Website and app data records
================================

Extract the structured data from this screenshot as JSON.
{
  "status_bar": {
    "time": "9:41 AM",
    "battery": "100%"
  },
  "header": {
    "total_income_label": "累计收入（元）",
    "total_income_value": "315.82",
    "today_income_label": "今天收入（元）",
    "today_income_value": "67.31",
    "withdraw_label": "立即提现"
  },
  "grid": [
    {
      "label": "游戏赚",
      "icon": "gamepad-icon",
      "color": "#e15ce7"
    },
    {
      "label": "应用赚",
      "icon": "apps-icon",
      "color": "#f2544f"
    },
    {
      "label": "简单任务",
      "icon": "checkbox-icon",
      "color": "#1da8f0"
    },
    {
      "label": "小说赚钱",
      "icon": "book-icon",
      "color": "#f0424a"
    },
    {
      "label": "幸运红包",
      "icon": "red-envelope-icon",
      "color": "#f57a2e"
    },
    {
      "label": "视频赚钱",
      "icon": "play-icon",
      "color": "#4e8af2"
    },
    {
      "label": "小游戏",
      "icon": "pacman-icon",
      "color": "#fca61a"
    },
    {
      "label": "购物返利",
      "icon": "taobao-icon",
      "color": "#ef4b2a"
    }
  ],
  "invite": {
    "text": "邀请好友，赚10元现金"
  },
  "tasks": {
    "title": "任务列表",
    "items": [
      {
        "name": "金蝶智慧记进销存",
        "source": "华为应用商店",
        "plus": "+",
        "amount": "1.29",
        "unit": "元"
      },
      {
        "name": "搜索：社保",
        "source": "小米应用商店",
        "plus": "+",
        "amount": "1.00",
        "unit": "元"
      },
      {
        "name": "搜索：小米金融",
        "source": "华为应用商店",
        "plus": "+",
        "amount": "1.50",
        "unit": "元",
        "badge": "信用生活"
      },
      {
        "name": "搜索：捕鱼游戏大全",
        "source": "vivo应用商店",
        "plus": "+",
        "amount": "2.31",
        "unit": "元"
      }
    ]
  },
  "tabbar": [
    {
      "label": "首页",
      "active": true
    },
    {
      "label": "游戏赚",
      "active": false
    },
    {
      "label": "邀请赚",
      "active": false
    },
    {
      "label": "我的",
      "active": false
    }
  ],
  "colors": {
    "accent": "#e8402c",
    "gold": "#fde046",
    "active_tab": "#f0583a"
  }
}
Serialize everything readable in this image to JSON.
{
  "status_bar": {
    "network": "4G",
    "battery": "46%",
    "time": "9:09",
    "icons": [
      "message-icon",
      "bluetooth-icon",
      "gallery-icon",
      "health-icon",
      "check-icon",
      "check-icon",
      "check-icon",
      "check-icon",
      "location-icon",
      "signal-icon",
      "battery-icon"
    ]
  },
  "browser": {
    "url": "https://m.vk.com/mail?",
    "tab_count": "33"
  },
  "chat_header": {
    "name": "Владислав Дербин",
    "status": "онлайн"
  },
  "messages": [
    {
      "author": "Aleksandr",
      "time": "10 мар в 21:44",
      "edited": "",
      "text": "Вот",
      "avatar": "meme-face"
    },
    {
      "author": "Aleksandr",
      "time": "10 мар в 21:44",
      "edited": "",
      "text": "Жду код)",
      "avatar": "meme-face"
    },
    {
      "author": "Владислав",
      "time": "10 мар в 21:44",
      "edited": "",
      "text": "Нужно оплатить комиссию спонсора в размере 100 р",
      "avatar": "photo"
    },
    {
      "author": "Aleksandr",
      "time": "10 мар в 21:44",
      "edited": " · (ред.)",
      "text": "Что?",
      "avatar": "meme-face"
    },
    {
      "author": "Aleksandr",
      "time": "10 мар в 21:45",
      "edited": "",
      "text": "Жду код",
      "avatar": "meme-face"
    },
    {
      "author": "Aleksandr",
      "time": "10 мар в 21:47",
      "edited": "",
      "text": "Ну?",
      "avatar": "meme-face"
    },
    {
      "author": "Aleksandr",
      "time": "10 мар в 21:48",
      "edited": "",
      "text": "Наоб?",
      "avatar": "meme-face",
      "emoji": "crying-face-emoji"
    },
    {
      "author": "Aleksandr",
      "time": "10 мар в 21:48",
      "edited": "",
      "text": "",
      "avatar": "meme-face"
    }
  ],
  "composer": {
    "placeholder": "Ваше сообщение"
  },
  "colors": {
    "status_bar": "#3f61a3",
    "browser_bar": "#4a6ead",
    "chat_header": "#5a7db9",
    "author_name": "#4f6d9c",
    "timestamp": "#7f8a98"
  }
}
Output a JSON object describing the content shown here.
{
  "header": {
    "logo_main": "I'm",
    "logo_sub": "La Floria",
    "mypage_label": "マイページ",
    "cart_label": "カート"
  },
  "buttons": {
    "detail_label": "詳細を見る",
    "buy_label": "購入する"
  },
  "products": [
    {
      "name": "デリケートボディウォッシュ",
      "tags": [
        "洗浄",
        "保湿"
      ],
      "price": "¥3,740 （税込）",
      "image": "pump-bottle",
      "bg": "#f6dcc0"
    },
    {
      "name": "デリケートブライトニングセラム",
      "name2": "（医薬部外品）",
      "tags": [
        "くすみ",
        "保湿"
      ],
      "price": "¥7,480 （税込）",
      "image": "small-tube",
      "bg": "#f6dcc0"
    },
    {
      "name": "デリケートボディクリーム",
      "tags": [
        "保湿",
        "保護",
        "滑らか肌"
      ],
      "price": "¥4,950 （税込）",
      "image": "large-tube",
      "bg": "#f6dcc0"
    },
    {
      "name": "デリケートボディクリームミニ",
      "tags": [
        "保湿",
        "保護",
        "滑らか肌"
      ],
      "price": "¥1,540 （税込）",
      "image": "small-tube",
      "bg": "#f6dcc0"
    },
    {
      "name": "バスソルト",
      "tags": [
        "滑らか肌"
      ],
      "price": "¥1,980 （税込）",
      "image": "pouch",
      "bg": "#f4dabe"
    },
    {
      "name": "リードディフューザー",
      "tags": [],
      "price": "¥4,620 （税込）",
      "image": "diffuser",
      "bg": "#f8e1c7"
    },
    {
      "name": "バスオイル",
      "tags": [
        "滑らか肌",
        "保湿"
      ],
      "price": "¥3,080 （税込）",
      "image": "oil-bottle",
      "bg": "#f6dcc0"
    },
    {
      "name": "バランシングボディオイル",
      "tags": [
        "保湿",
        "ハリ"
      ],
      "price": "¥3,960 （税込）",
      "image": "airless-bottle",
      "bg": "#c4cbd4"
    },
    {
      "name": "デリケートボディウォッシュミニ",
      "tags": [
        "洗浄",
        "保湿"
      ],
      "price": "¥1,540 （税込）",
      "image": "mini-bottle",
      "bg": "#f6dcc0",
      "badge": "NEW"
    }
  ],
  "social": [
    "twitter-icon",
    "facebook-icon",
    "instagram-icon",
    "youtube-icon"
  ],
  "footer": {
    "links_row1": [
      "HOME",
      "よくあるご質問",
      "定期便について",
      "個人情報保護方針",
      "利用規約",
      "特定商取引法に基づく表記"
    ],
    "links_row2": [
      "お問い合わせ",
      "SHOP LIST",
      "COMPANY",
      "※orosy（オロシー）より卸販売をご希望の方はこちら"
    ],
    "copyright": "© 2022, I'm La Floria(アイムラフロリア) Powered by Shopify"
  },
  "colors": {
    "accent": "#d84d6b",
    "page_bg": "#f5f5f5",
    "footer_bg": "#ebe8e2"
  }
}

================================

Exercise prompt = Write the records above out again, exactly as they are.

Output below =
Extract the structured data from this screenshot as JSON.
{
  "status_bar": {
    "time": "9:41 AM",
    "battery": "100%"
  },
  "header": {
    "total_income_label": "累计收入（元）",
    "total_income_value": "315.82",
    "today_income_label": "今天收入（元）",
    "today_income_value": "67.31",
    "withdraw_label": "立即提现"
  },
  "grid": [
    {
      "label": "游戏赚",
      "icon": "gamepad-icon",
      "color": "#e15ce7"
    },
    {
      "label": "应用赚",
      "icon": "apps-icon",
      "color": "#f2544f"
    },
    {
      "label": "简单任务",
      "icon": "checkbox-icon",
      "color": "#1da8f0"
    },
    {
      "label": "小说赚钱",
      "icon": "book-icon",
      "color": "#f0424a"
    },
    {
      "label": "幸运红包",
      "icon": "red-envelope-icon",
      "color": "#f57a2e"
    },
    {
      "label": "视频赚钱",
      "icon": "play-icon",
      "color": "#4e8af2"
    },
    {
      "label": "小游戏",
      "icon": "pacman-icon",
      "color": "#fca61a"
    },
    {
      "label": "购物返利",
      "icon": "taobao-icon",
      "color": "#ef4b2a"
    }
  ],
  "invite": {
    "text": "邀请好友，赚10元现金"
  },
  "tasks": {
    "title": "任务列表",
    "items": [
      {
        "name": "金蝶智慧记进销存",
        "source": "华为应用商店",
        "plus": "+",
        "amount": "1.29",
        "unit": "元"
      },
      {
        "name": "搜索：社保",
        "source": "小米应用商店",
        "plus": "+",
        "amount": "1.00",
        "unit": "元"
      },
      {
        "name": "搜索：小米金融",
        "source": "华为应用商店",
        "plus": "+",
        "amount": "1.50",
        "unit": "元",
        "badge": "信用生活"
      },
      {
        "name": "搜索：捕鱼游戏大全",
        "source": "vivo应用商店",
        "plus": "+",
        "amount": "2.31",
        "unit": "元"
      }
    ]
  },
  "tabbar": [
    {
      "label": "首页",
      "active": true
    },
    {
      "label": "游戏赚",
      "active": false
    },
    {
      "label": "邀请赚",
      "active": false
    },
    {
      "label": "我的",
      "active": false
    }
  ],
  "colors": {
    "accent": "#e8402c",
    "gold": "#fde046",
    "active_tab": "#f0583a"
  }
}
Serialize everything readable in this image to JSON.
{
  "status_bar": {
    "network": "4G",
    "battery": "46%",
    "time": "9:09",
    "icons": [
      "message-icon",
      "bluetooth-icon",
      "gallery-icon",
      "health-icon",
      "check-icon",
      "check-icon",
      "check-icon",
      "check-icon",
      "location-icon",
      "signal-icon",
      "battery-icon"
    ]
  },
  "browser": {
    "url": "https://m.vk.com/mail?",
    "tab_count": "33"
  },
  "chat_header": {
    "name": "Владислав Дербин",
    "status": "онлайн"
  },
  "messages": [
    {
      "author": "Aleksandr",
      "time": "10 мар в 21:44",
      "edited": "",
      "text": "Вот",
      "avatar": "meme-face"
    },
    {
      "author": "Aleksandr",
      "time": "10 мар в 21:44",
      "edited": "",
      "text": "Жду код)",
      "avatar": "meme-face"
    },
    {
      "author": "Владислав",
      "time": "10 мар в 21:44",
      "edited": "",
      "text": "Нужно оплатить комиссию спонсора в размере 100 р",
      "avatar": "photo"
    },
    {
      "author": "Aleksandr",
      "time": "10 мар в 21:44",
      "edited": " · (ред.)",
      "text": "Что?",
      "avatar": "meme-face"
    },
    {
      "author": "Aleksandr",
      "time": "10 мар в 21:45",
      "edited": "",
      "text": "Жду код",
      "avatar": "meme-face"
    },
    {
      "author": "Aleksandr",
      "time": "10 мар в 21:47",
      "edited": "",
      "text": "Ну?",
      "avatar": "meme-face"
    },
    {
      "author": "Aleksandr",
      "time": "10 мар в 21:48",
      "edited": "",
      "text": "Наоб?",
      "avatar": "meme-face",
      "emoji": "crying-face-emoji"
    },
    {
      "author": "Aleksandr",
      "time": "10 мар в 21:48",
      "edited": "",
      "text": "",
      "avatar": "meme-face"
    }
  ],
  "composer": {
    "placeholder": "Ваше сообщение"
  },
  "colors": {
    "status_bar": "#3f61a3",
    "browser_bar": "#4a6ead",
    "chat_header": "#5a7db9",
    "author_name": "#4f6d9c",
    "timestamp": "#7f8a98"
  }
}
Output a JSON object describing the content shown here.
{
  "header": {
    "logo_main": "I'm",
    "logo_sub": "La Floria",
    "mypage_label": "マイページ",
    "cart_label": "カート"
  },
  "buttons": {
    "detail_label": "詳細を見る",
    "buy_label": "購入する"
  },
  "products": [
    {
      "name": "デリケートボディウォッシュ",
      "tags": [
        "洗浄",
        "保湿"
      ],
      "price": "¥3,740 （税込）",
      "image": "pump-bottle",
      "bg": "#f6dcc0"
    },
    {
      "name": "デリケートブライトニングセラム",
      "name2": "（医薬部外品）",
      "tags": [
        "くすみ",
        "保湿"
      ],
      "price": "¥7,480 （税込）",
      "image": "small-tube",
      "bg": "#f6dcc0"
    },
    {
      "name": "デリケートボディクリーム",
      "tags": [
        "保湿",
        "保護",
        "滑らか肌"
      ],
      "price": "¥4,950 （税込）",
      "image": "large-tube",
      "bg": "#f6dcc0"
    },
    {
      "name": "デリケートボディクリームミニ",
      "tags": [
        "保湿",
        "保護",
        "滑らか肌"
      ],
      "price": "¥1,540 （税込）",
      "image": "small-tube",
      "bg": "#f6dcc0"
    },
    {
      "name": "バスソルト",
      "tags": [
        "滑らか肌"
      ],
      "price": "¥1,980 （税込）",
      "image": "pouch",
      "bg": "#f4dabe"
    },
    {
      "name": "リードディフューザー",
      "tags": [],
      "price": "¥4,620 （税込）",
      "image": "diffuser",
      "bg": "#f8e1c7"
    },
    {
      "name": "バスオイル",
      "tags": [
        "滑らか肌",
        "保湿"
      ],
      "price": "¥3,080 （税込）",
      "image": "oil-bottle",
      "bg": "#f6dcc0"
    },
    {
      "name": "バランシングボディオイル",
      "tags": [
        "保湿",
        "ハリ"
      ],
      "price": "¥3,960 （税込）",
      "image": "airless-bottle",
      "bg": "#c4cbd4"
    },
    {
      "name": "デリケートボディウォッシュミニ",
      "tags": [
        "洗浄",
        "保湿"
      ],
      "price": "¥1,540 （税込）",
      "image": "mini-bottle",
      "bg": "#f6dcc0",
      "badge": "NEW"
    }
  ],
  "social": [
    "twitter-icon",
    "facebook-icon",
    "instagram-icon",
    "youtube-icon"
  ],
  "footer": {
    "links_row1": [
      "HOME",
      "よくあるご質問",
      "定期便について",
      "個人情報保護方針",
      "利用規約",
      "特定商取引法に基づく表記"
    ],
    "links_row2": [
      "お問い合わせ",
      "SHOP LIST",
      "COMPANY",
      "※orosy（オロシー）より卸販売をご希望の方はこちら"
    ],
    "copyright": "© 2022, I'm La Floria(アイムラフロリア) Powered by Shopify"
  },
  "colors": {
    "accent": "#d84d6b",
    "page_bg": "#f5f5f5",
    "footer_bg": "#ebe8e2"
  }
}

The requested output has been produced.